> ACTION ITEM
Read the data below line by line and copy each one with "name" in it.

___ DATASET CONTENT

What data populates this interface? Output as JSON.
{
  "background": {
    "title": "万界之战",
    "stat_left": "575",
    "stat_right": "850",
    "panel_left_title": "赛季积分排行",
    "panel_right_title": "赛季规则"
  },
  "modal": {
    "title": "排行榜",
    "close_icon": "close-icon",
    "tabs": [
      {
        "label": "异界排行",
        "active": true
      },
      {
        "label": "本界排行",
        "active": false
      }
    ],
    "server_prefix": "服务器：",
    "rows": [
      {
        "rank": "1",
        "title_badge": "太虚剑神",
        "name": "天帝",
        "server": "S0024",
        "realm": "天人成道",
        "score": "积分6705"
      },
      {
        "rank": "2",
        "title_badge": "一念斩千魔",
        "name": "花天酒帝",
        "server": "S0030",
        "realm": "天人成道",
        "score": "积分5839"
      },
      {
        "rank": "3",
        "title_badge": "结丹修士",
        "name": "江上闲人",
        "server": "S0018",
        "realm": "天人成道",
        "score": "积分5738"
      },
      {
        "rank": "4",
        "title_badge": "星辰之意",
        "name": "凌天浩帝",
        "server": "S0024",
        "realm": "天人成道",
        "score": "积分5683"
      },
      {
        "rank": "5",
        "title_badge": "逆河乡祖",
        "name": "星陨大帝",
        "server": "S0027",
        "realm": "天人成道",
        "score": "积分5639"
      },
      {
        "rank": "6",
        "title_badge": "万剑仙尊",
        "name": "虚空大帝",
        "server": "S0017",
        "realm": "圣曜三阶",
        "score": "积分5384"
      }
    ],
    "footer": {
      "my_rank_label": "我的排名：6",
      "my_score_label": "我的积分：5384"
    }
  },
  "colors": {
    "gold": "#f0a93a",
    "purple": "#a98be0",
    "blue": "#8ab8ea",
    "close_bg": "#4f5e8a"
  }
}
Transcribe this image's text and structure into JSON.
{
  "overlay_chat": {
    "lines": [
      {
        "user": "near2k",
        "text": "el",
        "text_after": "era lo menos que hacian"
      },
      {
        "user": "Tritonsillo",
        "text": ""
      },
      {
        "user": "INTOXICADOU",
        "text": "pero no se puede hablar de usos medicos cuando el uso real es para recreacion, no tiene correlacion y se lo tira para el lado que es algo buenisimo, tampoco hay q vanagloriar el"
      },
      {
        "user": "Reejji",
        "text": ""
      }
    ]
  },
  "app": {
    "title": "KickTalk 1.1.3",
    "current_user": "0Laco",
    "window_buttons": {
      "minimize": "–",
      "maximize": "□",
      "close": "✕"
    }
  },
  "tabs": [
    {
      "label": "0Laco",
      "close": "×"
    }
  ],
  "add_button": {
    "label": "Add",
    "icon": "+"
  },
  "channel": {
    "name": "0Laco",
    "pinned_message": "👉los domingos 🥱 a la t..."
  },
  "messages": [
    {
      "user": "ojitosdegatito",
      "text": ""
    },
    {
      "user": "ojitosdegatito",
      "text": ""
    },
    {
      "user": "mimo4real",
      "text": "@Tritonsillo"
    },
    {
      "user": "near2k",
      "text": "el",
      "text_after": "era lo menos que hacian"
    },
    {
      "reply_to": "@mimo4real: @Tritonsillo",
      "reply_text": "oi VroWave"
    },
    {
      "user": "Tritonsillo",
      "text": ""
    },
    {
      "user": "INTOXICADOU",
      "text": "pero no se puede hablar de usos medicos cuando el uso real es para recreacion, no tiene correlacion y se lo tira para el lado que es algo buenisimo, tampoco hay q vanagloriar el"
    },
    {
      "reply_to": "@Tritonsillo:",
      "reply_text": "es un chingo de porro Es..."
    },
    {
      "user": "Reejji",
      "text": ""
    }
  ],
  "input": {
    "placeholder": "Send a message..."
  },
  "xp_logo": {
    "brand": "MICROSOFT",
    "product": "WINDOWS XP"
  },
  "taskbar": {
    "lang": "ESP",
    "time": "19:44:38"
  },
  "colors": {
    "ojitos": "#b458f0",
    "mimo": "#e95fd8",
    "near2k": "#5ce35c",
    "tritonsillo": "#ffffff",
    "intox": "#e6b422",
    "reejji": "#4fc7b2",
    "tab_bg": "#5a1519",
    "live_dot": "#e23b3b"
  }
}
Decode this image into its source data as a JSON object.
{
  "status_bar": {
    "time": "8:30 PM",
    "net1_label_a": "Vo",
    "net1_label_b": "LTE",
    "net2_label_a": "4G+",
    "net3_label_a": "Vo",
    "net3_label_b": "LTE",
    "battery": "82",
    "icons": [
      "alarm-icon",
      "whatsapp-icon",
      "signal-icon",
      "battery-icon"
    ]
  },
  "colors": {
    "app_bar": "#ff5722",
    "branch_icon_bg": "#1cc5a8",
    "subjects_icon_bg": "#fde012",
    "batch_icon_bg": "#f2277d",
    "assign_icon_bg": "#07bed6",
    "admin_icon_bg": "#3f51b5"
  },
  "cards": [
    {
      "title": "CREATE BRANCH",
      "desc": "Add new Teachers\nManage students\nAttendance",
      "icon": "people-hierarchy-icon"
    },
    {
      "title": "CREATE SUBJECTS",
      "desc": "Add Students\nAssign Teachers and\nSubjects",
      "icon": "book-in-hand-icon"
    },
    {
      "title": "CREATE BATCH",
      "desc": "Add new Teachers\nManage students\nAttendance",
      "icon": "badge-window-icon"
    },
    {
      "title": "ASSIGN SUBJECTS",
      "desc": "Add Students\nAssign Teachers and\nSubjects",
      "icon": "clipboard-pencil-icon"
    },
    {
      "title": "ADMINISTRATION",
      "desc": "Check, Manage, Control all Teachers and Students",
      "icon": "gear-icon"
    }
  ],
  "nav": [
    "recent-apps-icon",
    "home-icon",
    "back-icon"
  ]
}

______

> REPLY TO THE TASK
        "name": "天帝",
        "name": "花天酒帝",
        "name": "江上闲人",
        "name": "凌天浩帝",
        "name": "星陨大帝",
        "name": "虚空大帝",
    "name": "0Laco",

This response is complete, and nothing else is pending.